Copy every line below that has the word "battery" in it.
━━━ Records for this task
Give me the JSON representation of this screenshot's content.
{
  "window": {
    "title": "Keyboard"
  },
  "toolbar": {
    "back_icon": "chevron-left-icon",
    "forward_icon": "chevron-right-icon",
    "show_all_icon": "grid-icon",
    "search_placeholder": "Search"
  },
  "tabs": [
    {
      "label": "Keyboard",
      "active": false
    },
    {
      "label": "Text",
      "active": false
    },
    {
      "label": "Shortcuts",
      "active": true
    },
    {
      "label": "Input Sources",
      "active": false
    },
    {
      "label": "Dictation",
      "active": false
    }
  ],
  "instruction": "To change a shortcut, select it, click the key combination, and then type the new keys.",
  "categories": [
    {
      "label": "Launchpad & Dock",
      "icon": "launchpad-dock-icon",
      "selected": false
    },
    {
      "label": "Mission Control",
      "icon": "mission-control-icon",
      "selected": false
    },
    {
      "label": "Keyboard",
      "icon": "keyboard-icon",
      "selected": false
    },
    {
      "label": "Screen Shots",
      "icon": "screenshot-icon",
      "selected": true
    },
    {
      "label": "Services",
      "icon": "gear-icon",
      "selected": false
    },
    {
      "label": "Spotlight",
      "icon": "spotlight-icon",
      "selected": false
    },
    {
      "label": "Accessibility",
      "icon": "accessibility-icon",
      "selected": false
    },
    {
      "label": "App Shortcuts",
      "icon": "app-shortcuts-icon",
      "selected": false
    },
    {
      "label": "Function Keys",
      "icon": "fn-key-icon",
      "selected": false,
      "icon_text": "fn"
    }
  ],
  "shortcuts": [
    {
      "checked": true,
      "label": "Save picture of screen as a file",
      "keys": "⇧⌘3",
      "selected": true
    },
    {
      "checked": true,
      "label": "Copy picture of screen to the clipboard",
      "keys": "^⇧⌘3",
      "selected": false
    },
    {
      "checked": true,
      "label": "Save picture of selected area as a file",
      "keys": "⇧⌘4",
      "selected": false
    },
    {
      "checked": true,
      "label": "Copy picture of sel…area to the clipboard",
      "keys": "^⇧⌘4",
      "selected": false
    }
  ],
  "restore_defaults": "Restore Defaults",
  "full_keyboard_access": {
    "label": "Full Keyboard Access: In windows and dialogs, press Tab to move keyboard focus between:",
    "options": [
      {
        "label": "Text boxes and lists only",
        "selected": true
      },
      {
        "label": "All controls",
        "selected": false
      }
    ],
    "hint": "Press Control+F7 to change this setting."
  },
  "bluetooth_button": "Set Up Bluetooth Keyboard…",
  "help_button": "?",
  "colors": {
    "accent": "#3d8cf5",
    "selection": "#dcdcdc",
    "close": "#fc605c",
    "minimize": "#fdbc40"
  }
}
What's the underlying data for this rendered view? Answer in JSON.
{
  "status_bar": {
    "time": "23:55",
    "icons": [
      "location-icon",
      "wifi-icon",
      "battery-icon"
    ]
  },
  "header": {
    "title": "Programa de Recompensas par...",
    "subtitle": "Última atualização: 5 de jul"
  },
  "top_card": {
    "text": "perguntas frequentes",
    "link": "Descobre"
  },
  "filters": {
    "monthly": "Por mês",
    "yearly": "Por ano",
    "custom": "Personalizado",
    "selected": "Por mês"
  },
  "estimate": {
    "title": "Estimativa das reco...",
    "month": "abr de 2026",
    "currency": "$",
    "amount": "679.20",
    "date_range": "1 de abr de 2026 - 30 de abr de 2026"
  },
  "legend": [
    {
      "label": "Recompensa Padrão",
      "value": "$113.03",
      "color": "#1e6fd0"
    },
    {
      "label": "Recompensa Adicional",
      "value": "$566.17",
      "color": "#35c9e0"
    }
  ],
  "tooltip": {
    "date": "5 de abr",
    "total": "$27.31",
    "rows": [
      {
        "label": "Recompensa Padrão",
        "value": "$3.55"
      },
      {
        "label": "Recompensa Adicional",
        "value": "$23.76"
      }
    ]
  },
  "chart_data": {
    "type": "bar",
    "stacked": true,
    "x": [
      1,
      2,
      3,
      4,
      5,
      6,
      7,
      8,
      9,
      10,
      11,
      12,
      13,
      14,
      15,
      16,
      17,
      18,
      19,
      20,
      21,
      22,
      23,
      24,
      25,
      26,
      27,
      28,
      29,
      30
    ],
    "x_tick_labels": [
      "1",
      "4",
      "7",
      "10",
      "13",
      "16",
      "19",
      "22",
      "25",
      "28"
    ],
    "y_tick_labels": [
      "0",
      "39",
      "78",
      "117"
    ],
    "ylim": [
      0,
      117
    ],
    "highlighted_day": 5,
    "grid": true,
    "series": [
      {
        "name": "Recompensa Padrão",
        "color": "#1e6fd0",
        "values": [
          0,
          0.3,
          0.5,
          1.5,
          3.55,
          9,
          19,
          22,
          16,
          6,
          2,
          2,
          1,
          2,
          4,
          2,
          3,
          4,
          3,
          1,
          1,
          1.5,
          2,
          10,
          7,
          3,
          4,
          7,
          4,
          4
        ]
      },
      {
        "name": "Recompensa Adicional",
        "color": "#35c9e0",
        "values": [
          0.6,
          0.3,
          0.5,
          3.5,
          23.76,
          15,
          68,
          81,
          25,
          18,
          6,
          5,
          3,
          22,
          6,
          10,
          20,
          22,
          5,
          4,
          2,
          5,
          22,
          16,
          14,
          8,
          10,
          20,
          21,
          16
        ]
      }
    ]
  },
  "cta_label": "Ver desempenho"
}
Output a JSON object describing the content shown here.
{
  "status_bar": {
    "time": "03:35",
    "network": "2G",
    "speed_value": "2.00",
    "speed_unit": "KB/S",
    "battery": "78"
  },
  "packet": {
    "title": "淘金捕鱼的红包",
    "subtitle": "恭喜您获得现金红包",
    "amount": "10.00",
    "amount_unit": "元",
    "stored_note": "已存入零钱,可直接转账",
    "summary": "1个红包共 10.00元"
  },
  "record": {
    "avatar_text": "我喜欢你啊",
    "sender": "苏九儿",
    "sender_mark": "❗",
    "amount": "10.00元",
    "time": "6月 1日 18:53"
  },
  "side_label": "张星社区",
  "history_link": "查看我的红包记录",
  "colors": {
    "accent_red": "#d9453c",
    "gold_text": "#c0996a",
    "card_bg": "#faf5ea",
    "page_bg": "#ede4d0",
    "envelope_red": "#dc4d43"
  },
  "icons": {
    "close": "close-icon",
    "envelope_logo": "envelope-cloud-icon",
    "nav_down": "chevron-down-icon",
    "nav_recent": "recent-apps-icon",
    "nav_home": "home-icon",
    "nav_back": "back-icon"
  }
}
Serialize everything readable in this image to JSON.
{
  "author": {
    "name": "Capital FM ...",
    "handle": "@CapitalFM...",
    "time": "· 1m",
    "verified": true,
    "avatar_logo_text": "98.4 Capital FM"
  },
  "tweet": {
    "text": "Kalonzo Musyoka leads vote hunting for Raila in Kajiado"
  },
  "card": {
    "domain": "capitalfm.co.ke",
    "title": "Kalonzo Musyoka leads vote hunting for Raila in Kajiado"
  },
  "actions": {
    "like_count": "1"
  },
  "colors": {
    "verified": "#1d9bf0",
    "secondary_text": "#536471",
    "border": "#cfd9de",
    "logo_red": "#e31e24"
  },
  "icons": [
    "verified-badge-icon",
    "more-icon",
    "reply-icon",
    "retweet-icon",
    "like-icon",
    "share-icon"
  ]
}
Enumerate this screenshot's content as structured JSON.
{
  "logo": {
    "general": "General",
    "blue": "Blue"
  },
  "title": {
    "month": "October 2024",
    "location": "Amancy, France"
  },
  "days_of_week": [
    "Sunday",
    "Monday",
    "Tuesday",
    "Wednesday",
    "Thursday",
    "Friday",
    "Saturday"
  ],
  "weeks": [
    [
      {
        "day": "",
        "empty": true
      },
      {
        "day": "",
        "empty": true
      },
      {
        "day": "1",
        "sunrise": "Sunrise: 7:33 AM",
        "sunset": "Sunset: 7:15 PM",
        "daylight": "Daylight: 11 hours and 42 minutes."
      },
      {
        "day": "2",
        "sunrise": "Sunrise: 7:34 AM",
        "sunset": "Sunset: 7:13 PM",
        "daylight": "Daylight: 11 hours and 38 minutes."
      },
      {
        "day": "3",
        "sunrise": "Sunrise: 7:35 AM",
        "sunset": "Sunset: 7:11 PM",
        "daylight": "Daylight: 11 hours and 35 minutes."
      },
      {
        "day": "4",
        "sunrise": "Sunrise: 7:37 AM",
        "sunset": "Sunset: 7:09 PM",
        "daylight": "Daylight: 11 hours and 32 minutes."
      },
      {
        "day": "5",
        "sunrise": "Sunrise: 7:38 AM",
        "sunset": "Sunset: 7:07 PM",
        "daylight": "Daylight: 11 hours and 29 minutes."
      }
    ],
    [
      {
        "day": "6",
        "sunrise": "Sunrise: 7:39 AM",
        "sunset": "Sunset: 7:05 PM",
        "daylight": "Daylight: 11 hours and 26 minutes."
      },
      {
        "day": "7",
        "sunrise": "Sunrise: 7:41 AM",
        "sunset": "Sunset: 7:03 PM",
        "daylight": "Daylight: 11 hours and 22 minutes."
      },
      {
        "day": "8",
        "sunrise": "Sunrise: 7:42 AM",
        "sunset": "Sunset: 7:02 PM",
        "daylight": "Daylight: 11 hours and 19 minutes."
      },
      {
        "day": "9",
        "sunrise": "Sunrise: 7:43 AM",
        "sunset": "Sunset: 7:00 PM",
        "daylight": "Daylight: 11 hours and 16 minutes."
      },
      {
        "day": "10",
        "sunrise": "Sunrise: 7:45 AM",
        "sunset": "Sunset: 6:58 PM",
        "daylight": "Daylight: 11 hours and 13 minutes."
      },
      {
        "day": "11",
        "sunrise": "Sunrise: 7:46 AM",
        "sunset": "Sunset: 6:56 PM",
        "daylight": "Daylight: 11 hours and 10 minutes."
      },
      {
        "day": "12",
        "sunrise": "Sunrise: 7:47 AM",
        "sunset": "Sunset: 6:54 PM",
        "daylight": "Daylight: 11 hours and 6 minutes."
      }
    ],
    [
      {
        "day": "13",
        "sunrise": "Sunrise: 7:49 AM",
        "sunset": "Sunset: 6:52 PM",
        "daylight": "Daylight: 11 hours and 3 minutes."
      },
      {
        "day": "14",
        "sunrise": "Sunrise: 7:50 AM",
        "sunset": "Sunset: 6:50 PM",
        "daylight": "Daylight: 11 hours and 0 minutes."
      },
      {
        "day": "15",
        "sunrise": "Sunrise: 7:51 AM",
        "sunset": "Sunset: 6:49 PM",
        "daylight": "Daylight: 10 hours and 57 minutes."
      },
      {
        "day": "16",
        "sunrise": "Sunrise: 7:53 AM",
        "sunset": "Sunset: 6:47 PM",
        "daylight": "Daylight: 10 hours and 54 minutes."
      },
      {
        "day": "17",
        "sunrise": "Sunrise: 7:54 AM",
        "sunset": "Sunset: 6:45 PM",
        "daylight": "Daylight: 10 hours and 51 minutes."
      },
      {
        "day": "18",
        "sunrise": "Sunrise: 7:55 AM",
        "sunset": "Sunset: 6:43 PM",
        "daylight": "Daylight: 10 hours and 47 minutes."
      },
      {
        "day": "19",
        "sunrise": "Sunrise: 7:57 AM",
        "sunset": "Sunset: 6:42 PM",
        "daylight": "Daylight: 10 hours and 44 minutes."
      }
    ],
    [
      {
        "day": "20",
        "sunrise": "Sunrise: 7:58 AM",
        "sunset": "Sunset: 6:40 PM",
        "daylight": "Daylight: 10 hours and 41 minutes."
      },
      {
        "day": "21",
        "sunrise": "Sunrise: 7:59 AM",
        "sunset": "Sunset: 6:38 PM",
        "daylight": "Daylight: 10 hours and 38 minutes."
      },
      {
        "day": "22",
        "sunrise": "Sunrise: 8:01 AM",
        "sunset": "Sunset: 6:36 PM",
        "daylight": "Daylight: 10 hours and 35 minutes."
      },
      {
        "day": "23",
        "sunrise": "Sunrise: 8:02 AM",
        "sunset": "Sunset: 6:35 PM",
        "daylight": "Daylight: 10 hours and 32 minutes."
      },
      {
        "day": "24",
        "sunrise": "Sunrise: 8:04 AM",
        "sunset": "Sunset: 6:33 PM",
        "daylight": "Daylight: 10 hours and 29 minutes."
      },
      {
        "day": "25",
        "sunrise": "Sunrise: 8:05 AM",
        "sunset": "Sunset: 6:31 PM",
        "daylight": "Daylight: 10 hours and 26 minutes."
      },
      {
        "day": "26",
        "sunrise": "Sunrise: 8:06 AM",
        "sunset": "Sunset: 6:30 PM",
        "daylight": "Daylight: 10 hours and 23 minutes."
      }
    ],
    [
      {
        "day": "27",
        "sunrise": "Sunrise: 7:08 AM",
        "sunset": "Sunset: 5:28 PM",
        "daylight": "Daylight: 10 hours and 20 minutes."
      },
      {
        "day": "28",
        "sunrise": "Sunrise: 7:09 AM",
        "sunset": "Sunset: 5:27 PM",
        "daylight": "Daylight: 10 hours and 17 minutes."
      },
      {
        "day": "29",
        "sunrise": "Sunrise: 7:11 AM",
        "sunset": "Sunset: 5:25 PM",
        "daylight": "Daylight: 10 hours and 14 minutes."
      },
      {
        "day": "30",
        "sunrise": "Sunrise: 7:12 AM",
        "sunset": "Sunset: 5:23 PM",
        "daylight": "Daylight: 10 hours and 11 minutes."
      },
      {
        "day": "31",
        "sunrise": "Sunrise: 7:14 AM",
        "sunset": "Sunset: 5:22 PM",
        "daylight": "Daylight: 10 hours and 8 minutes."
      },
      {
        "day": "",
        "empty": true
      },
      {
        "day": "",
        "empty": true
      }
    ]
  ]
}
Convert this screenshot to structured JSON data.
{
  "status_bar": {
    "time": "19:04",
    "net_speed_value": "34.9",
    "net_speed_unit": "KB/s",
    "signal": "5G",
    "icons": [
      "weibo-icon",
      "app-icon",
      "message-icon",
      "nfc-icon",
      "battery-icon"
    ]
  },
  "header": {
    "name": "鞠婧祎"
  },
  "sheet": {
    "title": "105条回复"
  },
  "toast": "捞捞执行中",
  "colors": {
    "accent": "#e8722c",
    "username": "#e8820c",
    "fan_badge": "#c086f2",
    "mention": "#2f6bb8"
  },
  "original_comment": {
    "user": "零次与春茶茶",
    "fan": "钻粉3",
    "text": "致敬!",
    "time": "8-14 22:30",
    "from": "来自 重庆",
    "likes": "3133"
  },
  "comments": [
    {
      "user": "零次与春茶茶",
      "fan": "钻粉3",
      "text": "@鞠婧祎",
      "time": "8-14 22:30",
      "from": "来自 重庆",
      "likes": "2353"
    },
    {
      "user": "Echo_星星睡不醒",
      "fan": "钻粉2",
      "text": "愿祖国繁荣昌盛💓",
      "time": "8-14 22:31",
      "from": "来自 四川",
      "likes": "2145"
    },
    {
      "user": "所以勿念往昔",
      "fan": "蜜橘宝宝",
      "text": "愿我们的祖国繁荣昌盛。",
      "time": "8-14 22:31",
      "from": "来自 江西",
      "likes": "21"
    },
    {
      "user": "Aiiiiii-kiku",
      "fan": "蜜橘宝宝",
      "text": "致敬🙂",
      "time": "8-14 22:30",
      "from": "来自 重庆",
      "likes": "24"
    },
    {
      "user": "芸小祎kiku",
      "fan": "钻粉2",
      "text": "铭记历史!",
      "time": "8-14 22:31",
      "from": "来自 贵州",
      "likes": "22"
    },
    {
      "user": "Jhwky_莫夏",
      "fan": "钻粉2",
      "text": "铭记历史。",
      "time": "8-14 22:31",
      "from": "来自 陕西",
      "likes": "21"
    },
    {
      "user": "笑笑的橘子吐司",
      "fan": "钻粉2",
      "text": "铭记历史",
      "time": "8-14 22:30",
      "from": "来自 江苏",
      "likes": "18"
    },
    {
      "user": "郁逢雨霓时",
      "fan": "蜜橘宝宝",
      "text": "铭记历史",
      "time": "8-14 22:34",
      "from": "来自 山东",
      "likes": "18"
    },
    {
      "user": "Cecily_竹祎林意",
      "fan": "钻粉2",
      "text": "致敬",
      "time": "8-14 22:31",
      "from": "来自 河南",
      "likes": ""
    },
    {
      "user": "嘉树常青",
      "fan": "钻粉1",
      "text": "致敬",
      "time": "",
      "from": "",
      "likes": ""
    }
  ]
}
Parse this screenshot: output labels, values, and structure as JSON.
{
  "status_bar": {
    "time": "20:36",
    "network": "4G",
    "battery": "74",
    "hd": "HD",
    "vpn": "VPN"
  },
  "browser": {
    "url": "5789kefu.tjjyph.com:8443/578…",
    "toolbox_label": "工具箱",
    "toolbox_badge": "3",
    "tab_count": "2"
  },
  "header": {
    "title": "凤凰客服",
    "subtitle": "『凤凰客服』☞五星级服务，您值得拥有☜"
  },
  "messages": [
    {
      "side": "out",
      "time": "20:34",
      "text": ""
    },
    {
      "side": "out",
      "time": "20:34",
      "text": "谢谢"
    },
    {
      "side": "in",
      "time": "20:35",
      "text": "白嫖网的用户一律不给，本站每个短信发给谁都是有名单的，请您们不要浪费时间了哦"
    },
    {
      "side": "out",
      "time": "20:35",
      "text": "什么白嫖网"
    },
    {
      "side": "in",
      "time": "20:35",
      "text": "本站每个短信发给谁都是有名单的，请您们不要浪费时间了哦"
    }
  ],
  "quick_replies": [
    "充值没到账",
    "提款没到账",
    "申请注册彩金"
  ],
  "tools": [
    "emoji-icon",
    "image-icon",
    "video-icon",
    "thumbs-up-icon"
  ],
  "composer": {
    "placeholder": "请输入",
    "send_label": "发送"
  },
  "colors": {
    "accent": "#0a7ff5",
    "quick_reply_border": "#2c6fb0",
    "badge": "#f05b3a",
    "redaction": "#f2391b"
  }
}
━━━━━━
Answer:
      "battery-icon"
    "battery": "78"
      "battery-icon"
    "battery": "74",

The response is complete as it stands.